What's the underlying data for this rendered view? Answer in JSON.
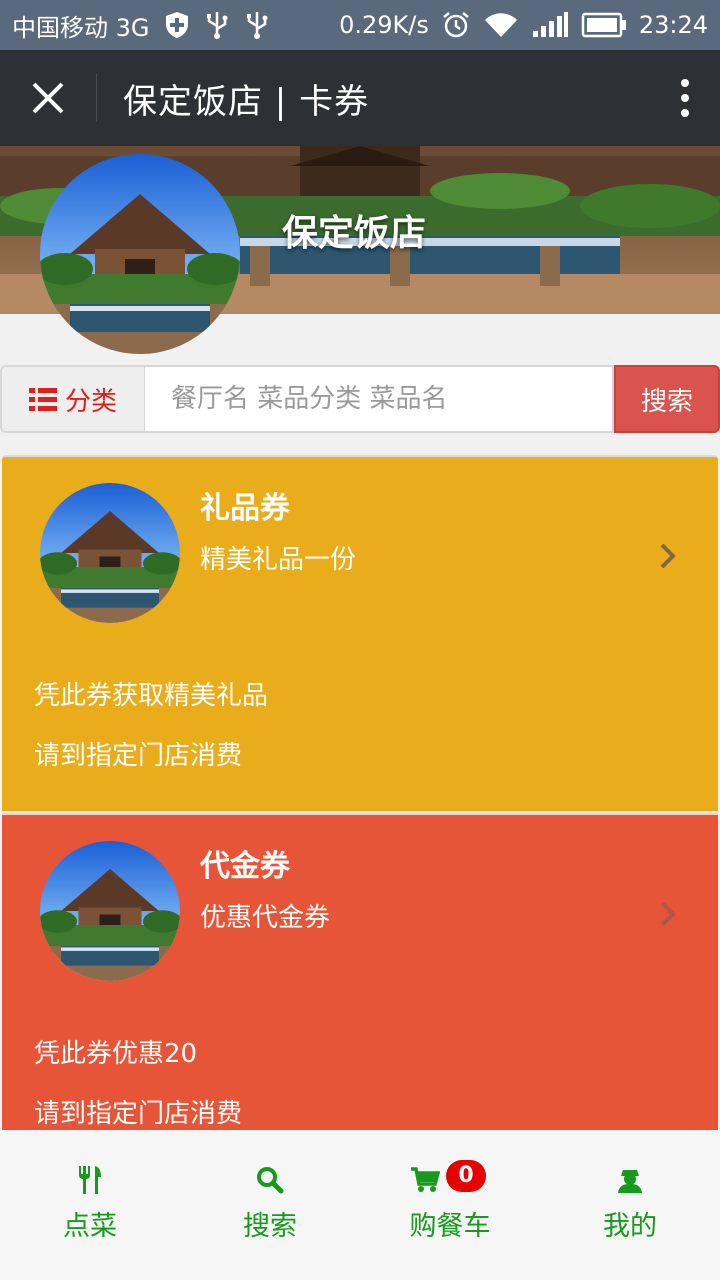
{
  "status_bar": {
    "carrier": "中国移动 3G",
    "speed": "0.29K/s",
    "time": "23:24",
    "icons": [
      "shield-plus-icon",
      "usb-icon",
      "usb-icon",
      "alarm-icon",
      "wifi-icon",
      "signal-icon",
      "battery-icon"
    ]
  },
  "title_bar": {
    "title": "保定饭店 | 卡券",
    "close_icon": "close-icon",
    "more_icon": "more-vertical-icon"
  },
  "banner": {
    "restaurant_name": "保定饭店"
  },
  "search": {
    "category_label": "分类",
    "category_icon": "list-icon",
    "placeholder": "餐厅名 菜品分类 菜品名",
    "button_label": "搜索"
  },
  "coupons": [
    {
      "title": "礼品券",
      "subtitle": "精美礼品一份",
      "line1": "凭此券获取精美礼品",
      "line2": "请到指定门店消费",
      "color": "#e9ac1a"
    },
    {
      "title": "代金券",
      "subtitle": "优惠代金券",
      "line1": "凭此券优惠20",
      "line2": "请到指定门店消费",
      "color": "#e75538"
    }
  ],
  "bottom_nav": {
    "items": [
      {
        "label": "点菜",
        "icon": "cutlery-icon"
      },
      {
        "label": "搜索",
        "icon": "search-icon"
      },
      {
        "label": "购餐车",
        "icon": "cart-icon",
        "badge": "0"
      },
      {
        "label": "我的",
        "icon": "user-icon"
      }
    ],
    "accent": "#179a1b"
  }
}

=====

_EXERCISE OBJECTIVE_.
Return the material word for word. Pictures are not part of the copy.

_COMPLETED TASK_.
What's the underlying data for this rendered view? Answer in JSON.
{
  "status_bar": {
    "carrier": "中国移动 3G",
    "speed": "0.29K/s",
    "time": "23:24",
    "icons": [
      "shield-plus-icon",
      "usb-icon",
      "usb-icon",
      "alarm-icon",
      "wifi-icon",
      "signal-icon",
      "battery-icon"
    ]
  },
  "title_bar": {
    "title": "保定饭店 | 卡券",
    "close_icon": "close-icon",
    "more_icon": "more-vertical-icon"
  },
  "banner": {
    "restaurant_name": "保定饭店"
  },
  "search": {
    "category_label": "分类",
    "category_icon": "list-icon",
    "placeholder": "餐厅名 菜品分类 菜品名",
    "button_label": "搜索"
  },
  "coupons": [
    {
      "title": "礼品券",
      "subtitle": "精美礼品一份",
      "line1": "凭此券获取精美礼品",
      "line2": "请到指定门店消费",
      "color": "#e9ac1a"
    },
    {
      "title": "代金券",
      "subtitle": "优惠代金券",
      "line1": "凭此券优惠20",
      "line2": "请到指定门店消费",
      "color": "#e75538"
    }
  ],
  "bottom_nav": {
    "items": [
      {
        "label": "点菜",
        "icon": "cutlery-icon"
      },
      {
        "label": "搜索",
        "icon": "search-icon"
      },
      {
        "label": "购餐车",
        "icon": "cart-icon",
        "badge": "0"
      },
      {
        "label": "我的",
        "icon": "user-icon"
      }
    ],
    "accent": "#179a1b"
  }
}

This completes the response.